**What you will do**
The required result is an exact copy of every line from the one with "Output a JSON" through the last line below, with the pictures left out.

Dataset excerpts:

■ ■ ■ ■ ■ ■ ■

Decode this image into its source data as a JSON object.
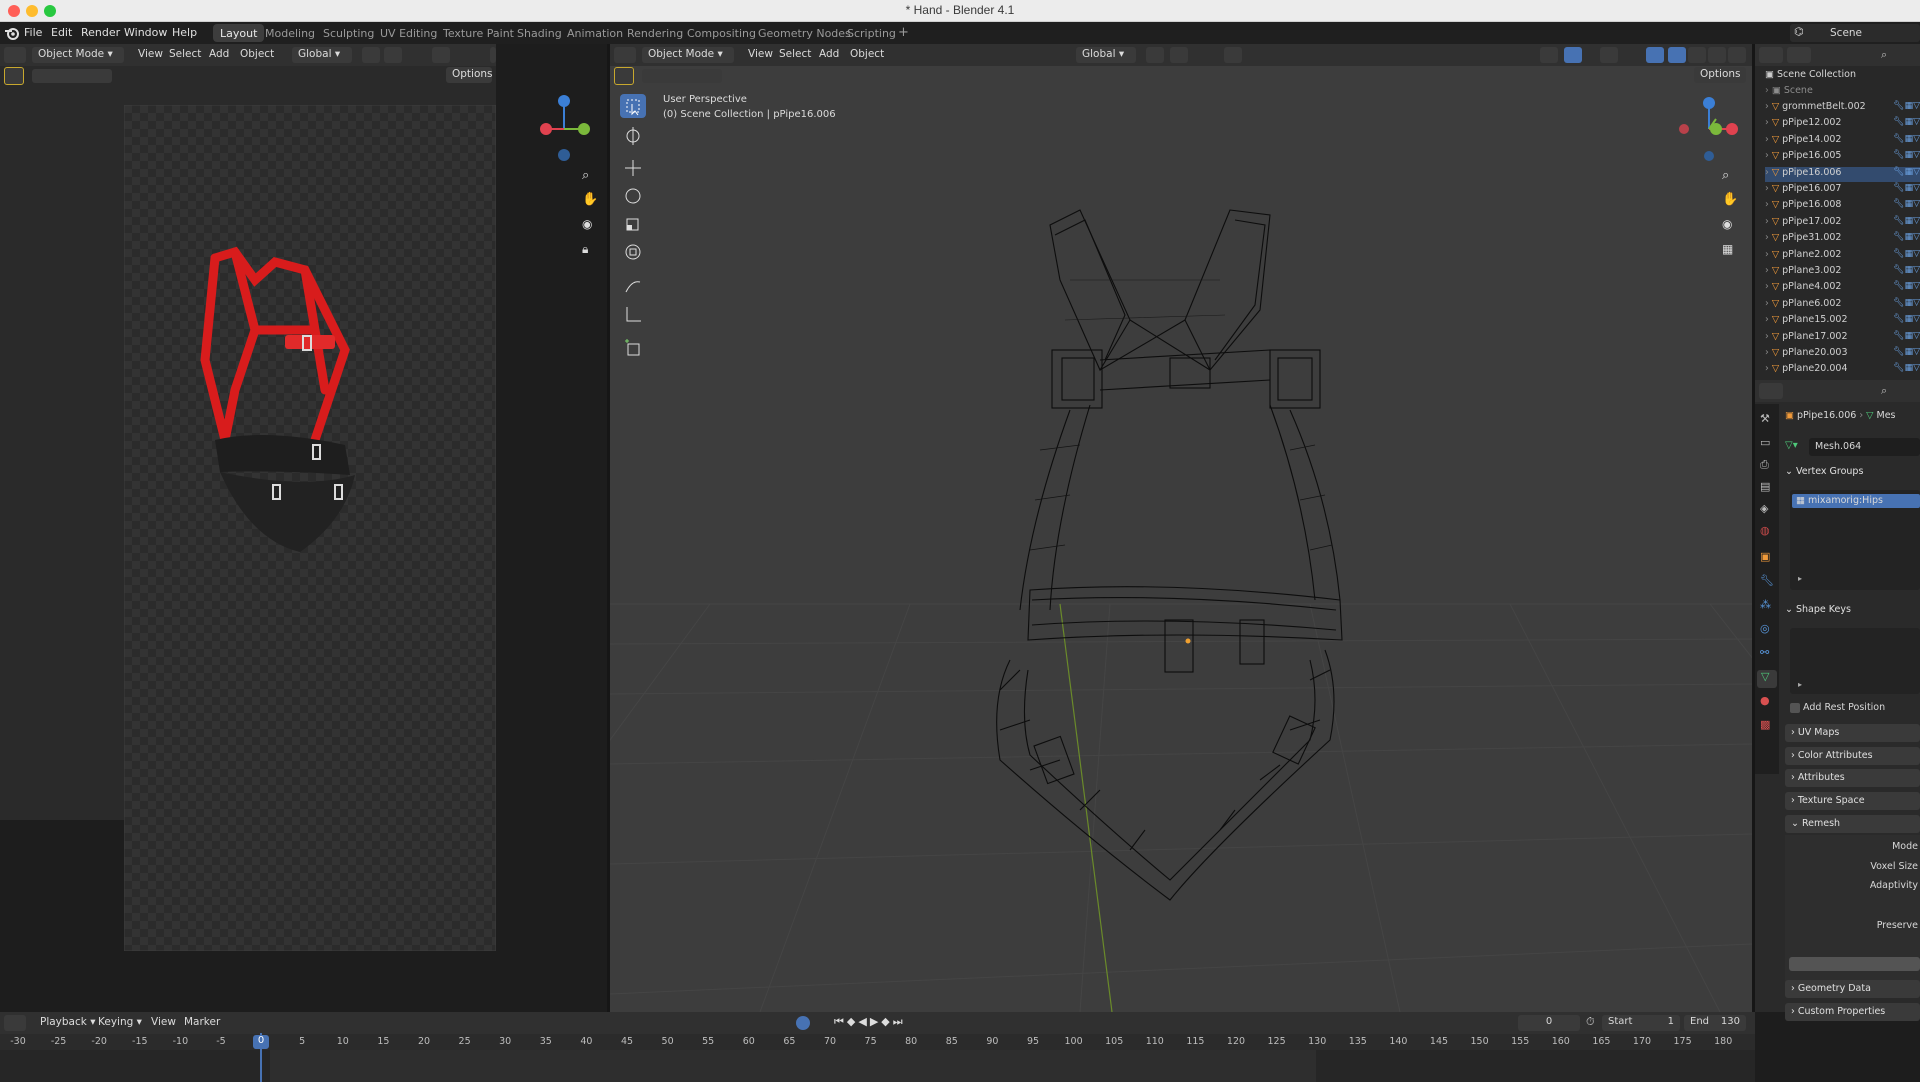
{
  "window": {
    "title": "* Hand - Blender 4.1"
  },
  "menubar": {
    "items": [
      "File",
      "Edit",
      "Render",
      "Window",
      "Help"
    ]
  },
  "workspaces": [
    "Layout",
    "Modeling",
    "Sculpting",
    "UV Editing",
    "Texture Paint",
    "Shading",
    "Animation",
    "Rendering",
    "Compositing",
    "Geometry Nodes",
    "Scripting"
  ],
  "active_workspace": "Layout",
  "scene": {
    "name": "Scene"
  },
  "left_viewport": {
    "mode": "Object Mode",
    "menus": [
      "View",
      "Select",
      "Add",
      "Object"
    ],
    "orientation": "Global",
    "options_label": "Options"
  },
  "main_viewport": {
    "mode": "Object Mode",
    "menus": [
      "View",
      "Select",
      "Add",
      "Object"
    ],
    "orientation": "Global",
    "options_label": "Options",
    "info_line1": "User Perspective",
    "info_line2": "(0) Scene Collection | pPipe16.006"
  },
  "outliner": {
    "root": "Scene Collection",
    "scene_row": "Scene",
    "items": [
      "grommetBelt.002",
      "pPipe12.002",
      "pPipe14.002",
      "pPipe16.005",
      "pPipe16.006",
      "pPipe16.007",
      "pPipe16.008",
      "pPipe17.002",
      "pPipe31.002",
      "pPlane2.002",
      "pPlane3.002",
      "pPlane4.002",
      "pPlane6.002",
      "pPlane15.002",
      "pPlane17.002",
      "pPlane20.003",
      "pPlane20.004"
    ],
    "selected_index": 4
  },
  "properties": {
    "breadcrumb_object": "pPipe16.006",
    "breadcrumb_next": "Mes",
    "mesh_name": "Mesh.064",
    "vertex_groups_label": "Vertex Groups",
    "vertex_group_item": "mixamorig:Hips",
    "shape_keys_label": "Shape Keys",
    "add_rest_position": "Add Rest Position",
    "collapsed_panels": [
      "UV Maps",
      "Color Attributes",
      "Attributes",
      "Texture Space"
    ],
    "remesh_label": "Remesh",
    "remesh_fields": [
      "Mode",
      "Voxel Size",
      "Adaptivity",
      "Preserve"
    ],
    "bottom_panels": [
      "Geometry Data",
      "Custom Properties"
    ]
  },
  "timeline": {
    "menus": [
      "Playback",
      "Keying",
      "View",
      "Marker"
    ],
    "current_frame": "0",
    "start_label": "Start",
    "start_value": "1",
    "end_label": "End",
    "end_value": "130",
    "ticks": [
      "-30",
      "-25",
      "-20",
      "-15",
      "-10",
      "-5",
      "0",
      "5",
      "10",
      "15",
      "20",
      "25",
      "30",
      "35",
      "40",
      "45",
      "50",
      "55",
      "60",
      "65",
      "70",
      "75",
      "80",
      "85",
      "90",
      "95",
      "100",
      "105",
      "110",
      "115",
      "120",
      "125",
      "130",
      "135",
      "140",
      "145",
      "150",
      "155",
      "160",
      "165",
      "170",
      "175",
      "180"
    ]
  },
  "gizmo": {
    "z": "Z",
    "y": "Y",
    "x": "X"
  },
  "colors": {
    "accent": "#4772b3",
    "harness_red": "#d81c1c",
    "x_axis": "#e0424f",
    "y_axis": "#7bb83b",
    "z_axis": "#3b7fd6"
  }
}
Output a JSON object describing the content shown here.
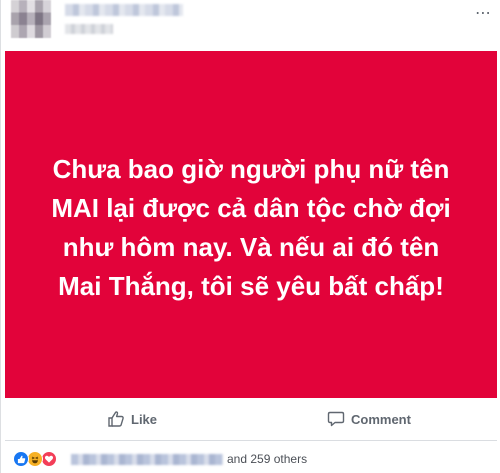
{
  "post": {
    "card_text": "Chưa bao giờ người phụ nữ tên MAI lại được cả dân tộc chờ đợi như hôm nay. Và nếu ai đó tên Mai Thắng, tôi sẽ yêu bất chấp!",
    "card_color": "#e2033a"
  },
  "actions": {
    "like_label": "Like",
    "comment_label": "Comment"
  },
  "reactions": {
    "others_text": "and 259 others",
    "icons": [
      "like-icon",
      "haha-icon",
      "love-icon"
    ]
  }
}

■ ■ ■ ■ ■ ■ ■

**Result of this task**
Output a JSON object describing the content shown here.
{
  "post": {
    "card_text": "Chưa bao giờ người phụ nữ tên MAI lại được cả dân tộc chờ đợi như hôm nay. Và nếu ai đó tên Mai Thắng, tôi sẽ yêu bất chấp!",
    "card_color": "#e2033a"
  },
  "actions": {
    "like_label": "Like",
    "comment_label": "Comment"
  },
  "reactions": {
    "others_text": "and 259 others",
    "icons": [
      "like-icon",
      "haha-icon",
      "love-icon"
    ]
  }
}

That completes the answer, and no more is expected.